The idea has been re-introduced in Detroit and a number of other cities through the urban gardening movement. Urban gardeners are working to create places where central city residents can have access to healthy, locally grown foods by starting community gardens in newly created vacant lots, due to the use of NSP demolition dollars, in their neighborhoods. Conceptually, two issues that plague low income areas would be addressed with a single solution: fresh food access and an aesthetic solution to the lack of development in these areas. Planners and gardeners are working hand in hand to identify suitable locations and get community associations involved in cultivation, crop selection, and plot maintenance. The underlying issues of fresh food access and blight are still in effect, but the solution is a clever way to begin to address them. However, the prospect of the proliferation of urban gardens has not been completely embraced by community leaders.

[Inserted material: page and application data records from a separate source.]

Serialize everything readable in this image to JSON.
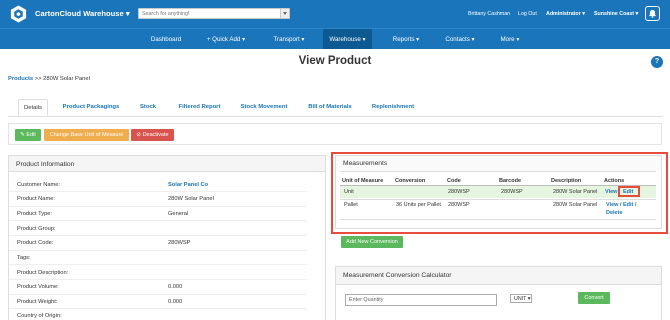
{
  "app": {
    "brand": "CartonCloud Warehouse",
    "search_placeholder": "Search for anything!",
    "user": "Brittany Cashman",
    "logout": "Log Out",
    "role": "Administrator",
    "location": "Sunshine Coast"
  },
  "nav": {
    "items": [
      "Dashboard",
      "+ Quick Add",
      "Transport",
      "Warehouse",
      "Reports",
      "Contacts",
      "More"
    ],
    "active": "Warehouse"
  },
  "breadcrumb": {
    "parent": "Products",
    "separator": ">>",
    "current": "280W Solar Panel"
  },
  "page": {
    "title": "View Product",
    "help": "?"
  },
  "tabs": [
    "Details",
    "Product Packagings",
    "Stock",
    "Filtered Report",
    "Stock Movement",
    "Bill of Materials",
    "Replenishment"
  ],
  "actions": {
    "edit": "Edit",
    "change_unit": "Change Base Unit of Measure",
    "deactivate": "Deactivate"
  },
  "product_info": {
    "title": "Product Information",
    "rows": [
      {
        "label": "Customer Name:",
        "value": "Solar Panel Co"
      },
      {
        "label": "Product Name:",
        "value": "280W Solar Panel"
      },
      {
        "label": "Product Type:",
        "value": "General"
      },
      {
        "label": "Product Group:",
        "value": ""
      },
      {
        "label": "Product Code:",
        "value": "280WSP"
      },
      {
        "label": "Tags:",
        "value": ""
      },
      {
        "label": "Product Description:",
        "value": ""
      },
      {
        "label": "Product Volume:",
        "value": "0.000"
      },
      {
        "label": "Product Weight:",
        "value": "0.000"
      },
      {
        "label": "Country of Origin:",
        "value": ""
      }
    ]
  },
  "measurements": {
    "title": "Measurements",
    "columns": [
      "Unit of Measure",
      "Conversion",
      "Code",
      "Barcode",
      "Description",
      "Actions"
    ],
    "rows": [
      {
        "unit": "Unit",
        "conversion": "",
        "code": "280WSP",
        "barcode": "280WSP",
        "description": "280W Solar Panel",
        "view": "View",
        "edit": "Edit"
      },
      {
        "unit": "Pallet",
        "conversion": "36 Units per Pallet",
        "code": "280WSP",
        "barcode": "",
        "description": "280W Solar Panel",
        "view": "View /",
        "edit": "Edit /",
        "delete": "Delete"
      }
    ],
    "add_button": "Add New Conversion"
  },
  "calculator": {
    "title": "Measurement Conversion Calculator",
    "quantity_placeholder": "Enter Quantity",
    "unit": "UNIT",
    "convert_button": "Convert"
  },
  "colors": {
    "brand": "#1a75bb",
    "nav_active": "#0d5a92",
    "success": "#5cb85c",
    "warning": "#f0ad4e",
    "danger": "#d9534f",
    "highlight": "#e74c3c"
  }
}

There is still no satisfactory answer to who will ultimately control the land on which the gardens grow. Is it the city itself, the gardeners or the neighborhood associations? If they revert back to the city when the time comes to redevelop, what is the city’s role in filling the void in healthy food access? If the gardeners are the new owners, would they readily relinquish to developers if the communities become desirable locations for new housing? What is the commitment to re-establishing a residential tax base from the gardeners and associations if they are satisfied with the gardens that have replaced the housing?

One major issue that has been overlooked for the most part is the role that gardens play in highlighting a neighborhood’s shortcomings. Ostensibly, the more gardens on city controlled land that a neighborhood has, the more tangible evidence in its recent past has been a less desirable neighborhood in which to live. Each garden replaces a blighted structure or a place where there was an opportunity to build. In a sense, each garden stands to represent an outward failure of the neighborhood to perform its function: to house residents and provide desirable communal opportunities. Planners must take care to spread gardening opportunities on city controlled land as equitably as possible or take the risk of experiencing resistance from neighborhood associations that fear being stigmatized.